“Diane was amazing and fun to work with. I learned so much from her, and would use her talents again in a heartbeat! Her patience with my lack of knowledge and the frustration I had with it was greatly appreciated. The excitement she showed towards the project made me feel like a big name author instead of someone just starting. That alone was priceless.” – Krista CaggAuthor, The William’s Hunt
Entrepreneurs are by nature ambitious, bold, passionate and driven to succeed. These are fine qualities and essential to success. The downside is they have a tendency to develop blind spots where their image and messaging is concerned. At the startup phase, ideas come spilling out; some are good, some are even revolutionary, but some are just plain bad and ill-advised. I will be there tempering your exuberance with the admonishment always to “edit, edit, edit.”
You want a tight message that cuts through the noise and distractions, one your audience will quickly understand and absorb. Your logo should fit your company’s personality but be simple, iconic and quickly recognizable. People are constantly bombarded with a glut of information and you will be competing with countless others for their precious time and short attention. Grab them quickly and make them stick around for the rest of the story.

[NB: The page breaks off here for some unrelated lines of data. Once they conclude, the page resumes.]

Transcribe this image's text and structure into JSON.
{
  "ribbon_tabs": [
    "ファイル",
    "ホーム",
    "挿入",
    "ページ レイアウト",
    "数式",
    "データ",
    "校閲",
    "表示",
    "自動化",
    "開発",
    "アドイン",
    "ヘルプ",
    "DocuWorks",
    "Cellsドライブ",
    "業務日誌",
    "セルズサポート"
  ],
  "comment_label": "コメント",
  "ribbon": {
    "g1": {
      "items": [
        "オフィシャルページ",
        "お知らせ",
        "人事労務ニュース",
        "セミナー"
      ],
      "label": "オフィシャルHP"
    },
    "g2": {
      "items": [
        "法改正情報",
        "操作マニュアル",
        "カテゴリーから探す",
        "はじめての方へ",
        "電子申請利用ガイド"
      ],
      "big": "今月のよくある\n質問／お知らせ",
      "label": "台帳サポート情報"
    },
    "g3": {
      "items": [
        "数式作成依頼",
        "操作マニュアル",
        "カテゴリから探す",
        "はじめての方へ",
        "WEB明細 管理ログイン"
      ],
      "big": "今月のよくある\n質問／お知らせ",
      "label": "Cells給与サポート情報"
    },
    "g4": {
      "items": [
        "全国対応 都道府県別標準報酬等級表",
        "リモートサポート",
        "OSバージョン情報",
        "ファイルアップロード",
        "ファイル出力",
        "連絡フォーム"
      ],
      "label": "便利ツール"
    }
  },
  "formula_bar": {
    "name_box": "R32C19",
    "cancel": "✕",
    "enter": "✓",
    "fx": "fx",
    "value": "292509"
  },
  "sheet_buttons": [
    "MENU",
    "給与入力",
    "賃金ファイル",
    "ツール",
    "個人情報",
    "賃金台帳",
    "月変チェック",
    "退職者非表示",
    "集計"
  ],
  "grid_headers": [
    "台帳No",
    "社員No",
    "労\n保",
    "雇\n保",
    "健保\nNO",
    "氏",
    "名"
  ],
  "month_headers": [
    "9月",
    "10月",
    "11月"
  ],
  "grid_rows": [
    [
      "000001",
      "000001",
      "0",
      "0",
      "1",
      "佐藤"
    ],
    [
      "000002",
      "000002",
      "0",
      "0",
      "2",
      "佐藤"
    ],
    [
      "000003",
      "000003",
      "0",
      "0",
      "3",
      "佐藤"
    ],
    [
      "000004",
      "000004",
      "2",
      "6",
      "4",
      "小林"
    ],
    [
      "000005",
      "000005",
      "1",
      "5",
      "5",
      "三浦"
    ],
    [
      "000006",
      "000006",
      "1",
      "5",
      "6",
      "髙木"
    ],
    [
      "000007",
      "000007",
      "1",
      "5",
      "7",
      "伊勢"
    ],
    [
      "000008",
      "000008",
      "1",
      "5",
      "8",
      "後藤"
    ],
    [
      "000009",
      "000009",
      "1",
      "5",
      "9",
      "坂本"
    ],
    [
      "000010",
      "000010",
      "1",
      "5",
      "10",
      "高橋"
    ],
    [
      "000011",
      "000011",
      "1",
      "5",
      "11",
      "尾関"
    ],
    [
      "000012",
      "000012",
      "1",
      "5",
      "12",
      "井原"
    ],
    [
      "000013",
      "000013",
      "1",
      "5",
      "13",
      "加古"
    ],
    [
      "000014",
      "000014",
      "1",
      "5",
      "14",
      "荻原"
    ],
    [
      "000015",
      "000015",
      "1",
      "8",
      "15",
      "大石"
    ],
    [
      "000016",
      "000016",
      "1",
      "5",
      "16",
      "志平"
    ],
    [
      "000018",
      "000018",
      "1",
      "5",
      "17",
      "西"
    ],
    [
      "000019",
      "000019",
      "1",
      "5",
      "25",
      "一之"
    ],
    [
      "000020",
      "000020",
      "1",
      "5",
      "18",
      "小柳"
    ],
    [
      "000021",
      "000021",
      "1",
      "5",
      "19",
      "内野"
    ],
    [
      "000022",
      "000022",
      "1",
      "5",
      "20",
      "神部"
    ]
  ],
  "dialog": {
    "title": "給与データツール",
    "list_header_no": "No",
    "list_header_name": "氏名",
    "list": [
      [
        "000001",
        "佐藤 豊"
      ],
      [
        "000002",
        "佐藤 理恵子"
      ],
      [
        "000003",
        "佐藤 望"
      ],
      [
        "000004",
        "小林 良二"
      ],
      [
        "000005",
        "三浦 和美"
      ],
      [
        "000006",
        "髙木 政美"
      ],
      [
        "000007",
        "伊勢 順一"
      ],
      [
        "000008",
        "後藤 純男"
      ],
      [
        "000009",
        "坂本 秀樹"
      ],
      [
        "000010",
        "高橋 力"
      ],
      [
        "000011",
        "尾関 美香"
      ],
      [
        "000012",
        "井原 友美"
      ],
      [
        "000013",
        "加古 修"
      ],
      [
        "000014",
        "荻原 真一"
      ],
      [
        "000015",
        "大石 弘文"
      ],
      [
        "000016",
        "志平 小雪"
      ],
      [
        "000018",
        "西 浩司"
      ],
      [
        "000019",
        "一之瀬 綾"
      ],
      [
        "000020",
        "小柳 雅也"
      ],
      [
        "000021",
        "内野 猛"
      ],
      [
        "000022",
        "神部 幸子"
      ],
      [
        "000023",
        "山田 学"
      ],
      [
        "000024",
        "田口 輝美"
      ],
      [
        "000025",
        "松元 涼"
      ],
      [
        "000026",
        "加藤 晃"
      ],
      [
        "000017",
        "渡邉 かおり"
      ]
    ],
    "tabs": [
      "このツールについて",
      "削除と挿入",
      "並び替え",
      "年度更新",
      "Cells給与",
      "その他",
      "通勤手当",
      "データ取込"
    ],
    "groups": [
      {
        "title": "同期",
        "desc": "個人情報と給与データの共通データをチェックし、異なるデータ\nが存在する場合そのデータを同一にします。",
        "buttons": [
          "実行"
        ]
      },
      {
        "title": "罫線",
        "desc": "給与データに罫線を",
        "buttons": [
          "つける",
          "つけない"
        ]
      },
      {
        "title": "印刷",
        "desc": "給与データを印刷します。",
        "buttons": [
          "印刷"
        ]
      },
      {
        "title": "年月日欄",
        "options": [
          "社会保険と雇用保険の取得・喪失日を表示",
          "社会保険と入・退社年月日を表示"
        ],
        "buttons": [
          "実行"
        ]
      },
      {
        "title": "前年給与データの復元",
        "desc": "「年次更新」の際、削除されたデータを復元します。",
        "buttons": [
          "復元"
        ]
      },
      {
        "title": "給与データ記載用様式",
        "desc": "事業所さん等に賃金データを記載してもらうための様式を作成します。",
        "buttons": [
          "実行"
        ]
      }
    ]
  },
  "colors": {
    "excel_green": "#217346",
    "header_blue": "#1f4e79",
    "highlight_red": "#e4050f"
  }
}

The best and most successful artists and designers in any field have a strong, fully-developed point of view. When you see a pastel wool suit with black piping you think: “Chanel.”
Whether it’s the real thing or a knock-off, it is still distinctly, classically Chanel. It is timeless and iconic. It doesn’t matter if you are not as familiar with “Invisible Afghan” as you are with “Persistence of Memory.” When you see it, you know it’s Dali.
Any good Corporate Image Design and company branding will be the same. Coca-Cola, Nike, Chevrolet, Apple. Clean, simple logos and messaging that is timeless, universal, internationally recognizable and ultimately emotional. We connect with the Wave, the Swoosh, the Bowtie, and the…well, the Apple. They all mean something to us. And when we’re standing in front of that cooler case in the convenience store, there is a deeply personal reason for choosing Coke over Pepsi. (Or Pepsi over Coke, but remember…I’m a proud Atlantan!) It has everything to do with how the company makes us feel about its product and our lives and how the two fit together.
My design point of view aspires to do the same. Classic, sophisticated, elegant, timeless, bold, edgy, whimsical, iconic – it can run the gamut. But whatever the mood or the aesthetic the message must be simple, the logo must be evocative, and the brand must be memorable. When we work together on your company’s image and Social Media Voice, your message, mission, and personality will shine through. It must be authentic, especially in the deeply personal and closely connected world of Social Media.
My advice to other small business consultants: Not all clients are created equal. For some, $1000 is a discretionary expense and not much to gamble on a new approach or fresh pair of eyes. But for others, it could be their entire marketing budget. The stakes are very high for them, and they have placed all their trust in you. Think about that for a moment, and give it the respect it’s due.